### Your instructions:
If a line in the entries below includes the string "core", copy it out.

Excerpts from an interface dataset
━━━━━━━━━━━━━━━━━━━━

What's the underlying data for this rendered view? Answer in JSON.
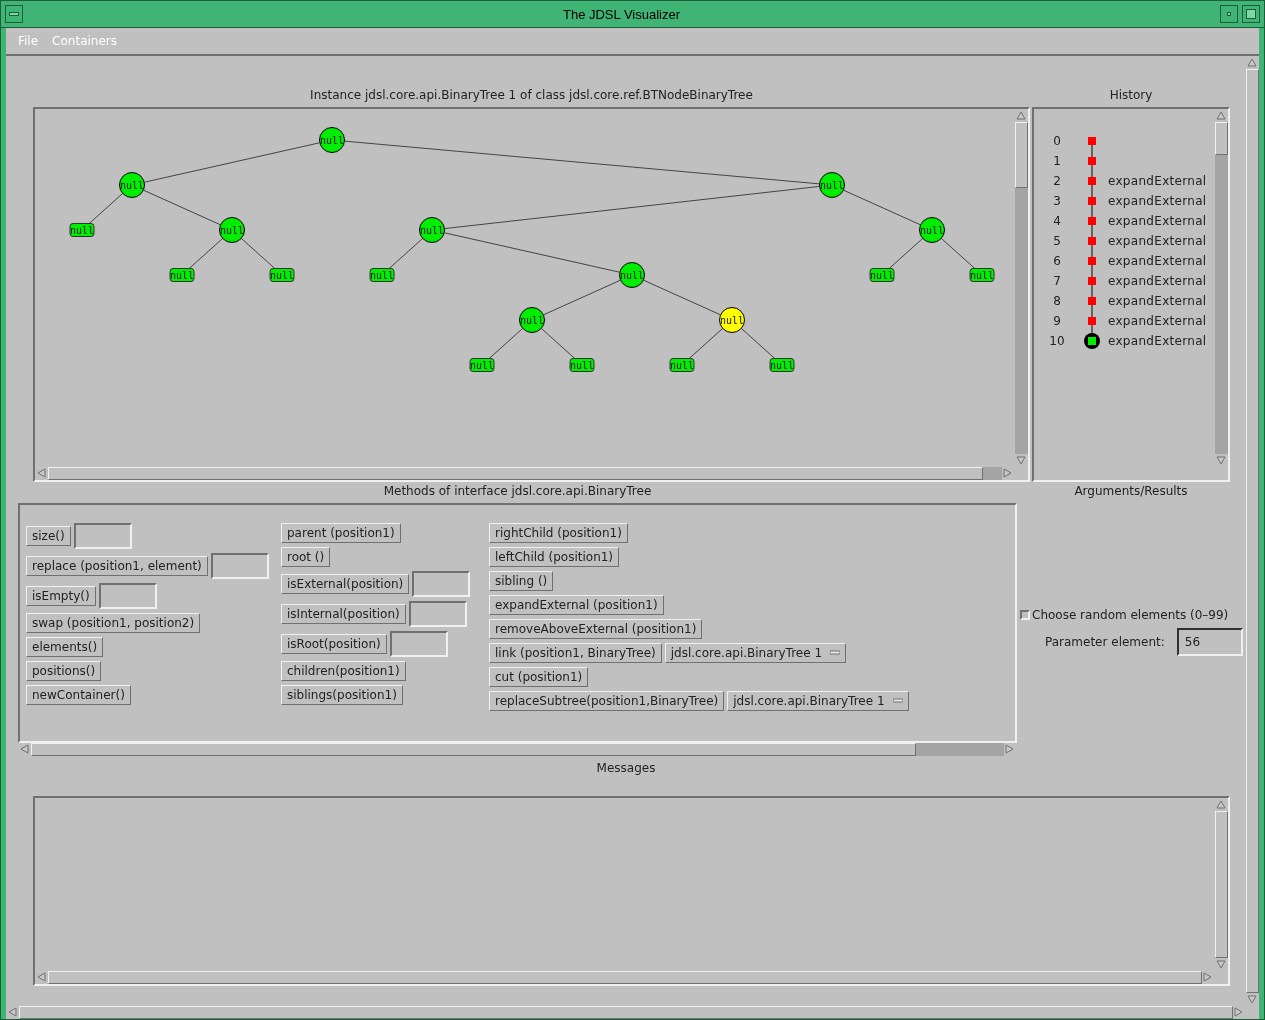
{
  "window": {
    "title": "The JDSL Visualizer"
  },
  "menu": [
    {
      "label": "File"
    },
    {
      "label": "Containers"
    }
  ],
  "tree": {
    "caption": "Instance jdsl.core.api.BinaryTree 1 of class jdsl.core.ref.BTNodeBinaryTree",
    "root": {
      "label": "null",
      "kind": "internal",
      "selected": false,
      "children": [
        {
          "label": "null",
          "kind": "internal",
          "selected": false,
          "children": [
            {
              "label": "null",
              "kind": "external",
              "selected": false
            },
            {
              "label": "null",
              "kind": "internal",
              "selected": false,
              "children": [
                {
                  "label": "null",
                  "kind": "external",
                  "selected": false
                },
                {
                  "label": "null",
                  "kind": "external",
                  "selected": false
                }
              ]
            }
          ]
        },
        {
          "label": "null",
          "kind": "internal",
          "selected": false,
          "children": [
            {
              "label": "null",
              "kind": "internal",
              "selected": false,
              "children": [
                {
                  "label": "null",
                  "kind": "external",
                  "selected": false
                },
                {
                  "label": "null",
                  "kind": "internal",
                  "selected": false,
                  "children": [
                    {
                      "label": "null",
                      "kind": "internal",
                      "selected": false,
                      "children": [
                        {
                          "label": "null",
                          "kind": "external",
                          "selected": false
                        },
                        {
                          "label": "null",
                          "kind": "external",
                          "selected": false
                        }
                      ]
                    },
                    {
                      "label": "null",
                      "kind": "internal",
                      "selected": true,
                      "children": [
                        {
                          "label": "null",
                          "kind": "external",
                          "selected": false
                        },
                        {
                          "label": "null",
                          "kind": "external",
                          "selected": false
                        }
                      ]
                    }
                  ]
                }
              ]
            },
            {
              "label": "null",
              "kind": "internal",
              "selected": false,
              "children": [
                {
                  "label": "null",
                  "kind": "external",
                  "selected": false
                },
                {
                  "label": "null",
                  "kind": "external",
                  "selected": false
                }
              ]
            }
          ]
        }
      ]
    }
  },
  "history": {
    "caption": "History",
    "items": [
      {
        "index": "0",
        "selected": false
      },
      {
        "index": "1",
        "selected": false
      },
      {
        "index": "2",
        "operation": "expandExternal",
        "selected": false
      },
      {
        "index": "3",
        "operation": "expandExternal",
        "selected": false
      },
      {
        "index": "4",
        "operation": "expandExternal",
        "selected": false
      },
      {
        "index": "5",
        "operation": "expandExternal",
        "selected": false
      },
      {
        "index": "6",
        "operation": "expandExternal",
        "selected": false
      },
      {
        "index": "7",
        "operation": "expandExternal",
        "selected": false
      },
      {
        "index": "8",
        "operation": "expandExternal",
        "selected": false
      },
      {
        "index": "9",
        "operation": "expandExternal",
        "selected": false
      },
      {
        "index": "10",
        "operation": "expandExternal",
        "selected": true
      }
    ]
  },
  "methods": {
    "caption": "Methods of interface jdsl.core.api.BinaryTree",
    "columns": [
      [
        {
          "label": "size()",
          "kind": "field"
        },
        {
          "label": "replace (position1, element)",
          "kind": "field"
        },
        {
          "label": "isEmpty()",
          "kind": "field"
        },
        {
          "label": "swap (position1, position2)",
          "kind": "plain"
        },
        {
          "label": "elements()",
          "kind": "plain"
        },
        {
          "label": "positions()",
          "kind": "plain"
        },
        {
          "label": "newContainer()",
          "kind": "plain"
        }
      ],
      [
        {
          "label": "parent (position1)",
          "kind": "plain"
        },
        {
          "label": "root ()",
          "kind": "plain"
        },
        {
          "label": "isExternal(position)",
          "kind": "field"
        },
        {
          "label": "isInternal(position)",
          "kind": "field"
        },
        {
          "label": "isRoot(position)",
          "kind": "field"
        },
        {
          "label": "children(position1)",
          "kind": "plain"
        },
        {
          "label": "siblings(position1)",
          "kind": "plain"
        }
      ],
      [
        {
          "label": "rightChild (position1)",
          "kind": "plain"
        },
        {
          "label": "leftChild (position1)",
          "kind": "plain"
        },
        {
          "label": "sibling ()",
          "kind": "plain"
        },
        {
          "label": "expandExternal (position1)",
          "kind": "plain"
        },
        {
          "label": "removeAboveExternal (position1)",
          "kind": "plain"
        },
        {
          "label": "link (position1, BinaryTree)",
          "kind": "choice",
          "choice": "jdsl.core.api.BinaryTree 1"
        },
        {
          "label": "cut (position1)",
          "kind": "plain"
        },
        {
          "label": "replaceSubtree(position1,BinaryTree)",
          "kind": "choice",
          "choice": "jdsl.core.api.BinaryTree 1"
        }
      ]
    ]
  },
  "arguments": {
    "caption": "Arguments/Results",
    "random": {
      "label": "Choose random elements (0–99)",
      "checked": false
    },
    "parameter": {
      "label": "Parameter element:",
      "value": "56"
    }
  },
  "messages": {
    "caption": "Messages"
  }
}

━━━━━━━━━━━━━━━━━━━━

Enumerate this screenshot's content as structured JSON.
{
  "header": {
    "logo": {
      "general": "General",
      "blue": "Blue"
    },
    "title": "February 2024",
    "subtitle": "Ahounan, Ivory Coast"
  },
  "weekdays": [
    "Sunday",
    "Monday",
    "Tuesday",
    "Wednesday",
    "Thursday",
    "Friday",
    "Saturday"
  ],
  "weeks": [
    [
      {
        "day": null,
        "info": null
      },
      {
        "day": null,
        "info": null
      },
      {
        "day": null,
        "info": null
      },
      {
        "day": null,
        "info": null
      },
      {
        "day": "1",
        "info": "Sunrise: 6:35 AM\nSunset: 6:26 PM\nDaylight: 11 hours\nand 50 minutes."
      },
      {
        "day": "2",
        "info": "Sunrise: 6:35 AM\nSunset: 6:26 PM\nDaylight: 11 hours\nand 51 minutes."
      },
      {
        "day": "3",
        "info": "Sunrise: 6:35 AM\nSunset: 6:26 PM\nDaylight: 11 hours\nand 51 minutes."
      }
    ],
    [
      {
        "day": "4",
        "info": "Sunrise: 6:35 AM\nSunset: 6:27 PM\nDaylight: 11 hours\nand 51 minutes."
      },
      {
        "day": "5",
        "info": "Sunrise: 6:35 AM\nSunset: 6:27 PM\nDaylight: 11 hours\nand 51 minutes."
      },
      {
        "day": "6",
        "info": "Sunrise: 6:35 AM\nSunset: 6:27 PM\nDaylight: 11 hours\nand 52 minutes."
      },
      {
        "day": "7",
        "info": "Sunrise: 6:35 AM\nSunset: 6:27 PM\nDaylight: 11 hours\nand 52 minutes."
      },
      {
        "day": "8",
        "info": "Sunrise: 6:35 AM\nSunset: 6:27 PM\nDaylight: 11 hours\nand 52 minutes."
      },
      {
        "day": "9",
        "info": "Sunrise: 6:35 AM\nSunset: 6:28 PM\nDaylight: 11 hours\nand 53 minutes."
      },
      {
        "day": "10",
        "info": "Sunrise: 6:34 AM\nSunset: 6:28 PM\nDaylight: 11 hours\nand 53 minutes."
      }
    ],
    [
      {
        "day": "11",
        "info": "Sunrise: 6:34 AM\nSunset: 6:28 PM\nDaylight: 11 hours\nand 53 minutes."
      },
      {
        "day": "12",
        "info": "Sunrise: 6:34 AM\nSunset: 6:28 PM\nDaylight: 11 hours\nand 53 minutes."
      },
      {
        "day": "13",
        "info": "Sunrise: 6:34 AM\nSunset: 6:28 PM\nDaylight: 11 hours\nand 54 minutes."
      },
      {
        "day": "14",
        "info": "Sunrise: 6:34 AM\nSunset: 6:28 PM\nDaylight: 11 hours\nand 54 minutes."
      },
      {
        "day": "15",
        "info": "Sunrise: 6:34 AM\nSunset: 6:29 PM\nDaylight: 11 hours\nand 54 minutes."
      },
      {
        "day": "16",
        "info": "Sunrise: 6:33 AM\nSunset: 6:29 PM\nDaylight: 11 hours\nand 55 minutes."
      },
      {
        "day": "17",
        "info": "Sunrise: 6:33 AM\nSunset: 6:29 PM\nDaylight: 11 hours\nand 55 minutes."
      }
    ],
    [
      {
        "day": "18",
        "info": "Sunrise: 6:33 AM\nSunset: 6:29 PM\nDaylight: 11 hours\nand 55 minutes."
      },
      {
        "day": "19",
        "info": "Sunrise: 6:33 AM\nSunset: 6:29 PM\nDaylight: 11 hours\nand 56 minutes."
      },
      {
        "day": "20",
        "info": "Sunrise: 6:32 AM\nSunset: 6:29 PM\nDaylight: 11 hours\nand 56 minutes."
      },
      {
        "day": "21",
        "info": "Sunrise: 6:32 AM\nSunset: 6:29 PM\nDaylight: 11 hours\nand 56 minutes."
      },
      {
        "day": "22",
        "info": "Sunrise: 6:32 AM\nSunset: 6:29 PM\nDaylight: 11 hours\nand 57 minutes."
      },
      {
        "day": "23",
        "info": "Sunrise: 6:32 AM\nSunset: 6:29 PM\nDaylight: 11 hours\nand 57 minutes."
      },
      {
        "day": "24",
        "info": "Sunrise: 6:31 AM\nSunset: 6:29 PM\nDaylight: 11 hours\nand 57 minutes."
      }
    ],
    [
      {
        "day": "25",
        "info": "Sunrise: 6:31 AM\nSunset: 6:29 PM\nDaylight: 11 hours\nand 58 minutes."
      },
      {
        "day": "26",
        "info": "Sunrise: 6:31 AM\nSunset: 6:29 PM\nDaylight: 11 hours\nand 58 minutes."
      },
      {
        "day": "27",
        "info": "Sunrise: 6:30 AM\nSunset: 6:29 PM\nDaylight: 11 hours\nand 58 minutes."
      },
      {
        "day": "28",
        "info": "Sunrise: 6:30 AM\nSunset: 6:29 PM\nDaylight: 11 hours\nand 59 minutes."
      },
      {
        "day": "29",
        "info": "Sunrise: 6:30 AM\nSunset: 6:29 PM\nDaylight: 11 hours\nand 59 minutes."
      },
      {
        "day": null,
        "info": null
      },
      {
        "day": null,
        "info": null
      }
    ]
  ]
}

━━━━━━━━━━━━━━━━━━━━

### Answer to the exercise:
    "caption": "Instance jdsl.core.api.BinaryTree 1 of class jdsl.core.ref.BTNodeBinaryTree",
    "caption": "Methods of interface jdsl.core.api.BinaryTree",
          "choice": "jdsl.core.api.BinaryTree 1"
          "choice": "jdsl.core.api.BinaryTree 1"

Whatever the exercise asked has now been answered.